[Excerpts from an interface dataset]
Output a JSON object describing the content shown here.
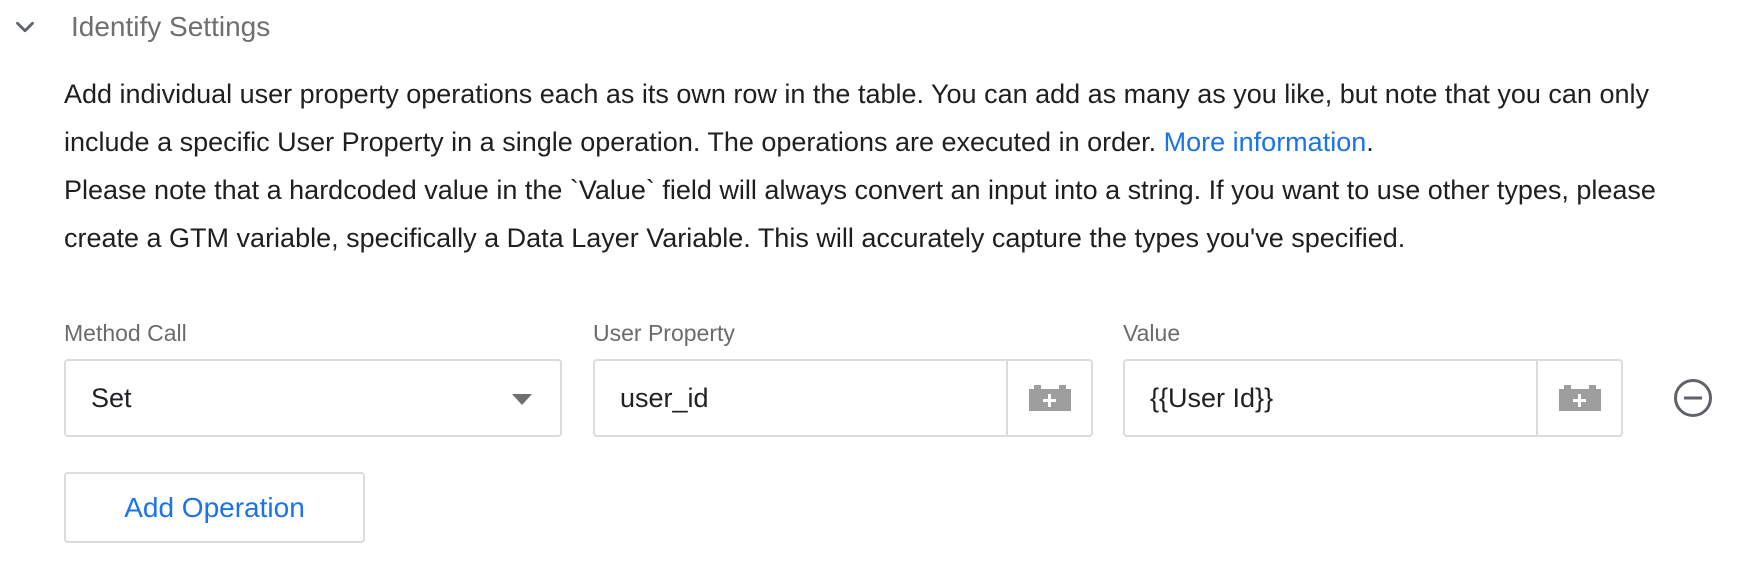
{
  "section": {
    "title": "Identify Settings",
    "chevron_icon": "chevron-down-icon"
  },
  "description": {
    "line1": "Add individual user property operations each as its own row in the table. You can add as many as you like, but note that you can only include a specific User Property in a single operation. The operations are executed in order. ",
    "more_info_link": "More information",
    "line1_end": ".",
    "line2": "Please note that a hardcoded value in the `Value` field will always convert an input into a string. If you want to use other types, please create a GTM variable, specifically a Data Layer Variable. This will accurately capture the types you've specified."
  },
  "table": {
    "columns": {
      "method_call": "Method Call",
      "user_property": "User Property",
      "value": "Value"
    },
    "rows": [
      {
        "method_call": "Set",
        "user_property": "user_id",
        "value": "{{User Id}}"
      }
    ]
  },
  "icons": {
    "variable_picker": "variable-picker-icon",
    "remove_row": "remove-row-icon",
    "dropdown": "dropdown-arrow-icon"
  },
  "colors": {
    "link": "#1a73e8",
    "border": "#dadce0",
    "muted_text": "#6f6f6f",
    "icon_gray": "#9e9e9e"
  },
  "add_button": {
    "label": "Add Operation"
  }
}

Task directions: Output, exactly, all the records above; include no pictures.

Result:
Output a JSON object describing the content shown here.
{
  "section": {
    "title": "Identify Settings",
    "chevron_icon": "chevron-down-icon"
  },
  "description": {
    "line1": "Add individual user property operations each as its own row in the table. You can add as many as you like, but note that you can only include a specific User Property in a single operation. The operations are executed in order. ",
    "more_info_link": "More information",
    "line1_end": ".",
    "line2": "Please note that a hardcoded value in the `Value` field will always convert an input into a string. If you want to use other types, please create a GTM variable, specifically a Data Layer Variable. This will accurately capture the types you've specified."
  },
  "table": {
    "columns": {
      "method_call": "Method Call",
      "user_property": "User Property",
      "value": "Value"
    },
    "rows": [
      {
        "method_call": "Set",
        "user_property": "user_id",
        "value": "{{User Id}}"
      }
    ]
  },
  "icons": {
    "variable_picker": "variable-picker-icon",
    "remove_row": "remove-row-icon",
    "dropdown": "dropdown-arrow-icon"
  },
  "colors": {
    "link": "#1a73e8",
    "border": "#dadce0",
    "muted_text": "#6f6f6f",
    "icon_gray": "#9e9e9e"
  },
  "add_button": {
    "label": "Add Operation"
  }
}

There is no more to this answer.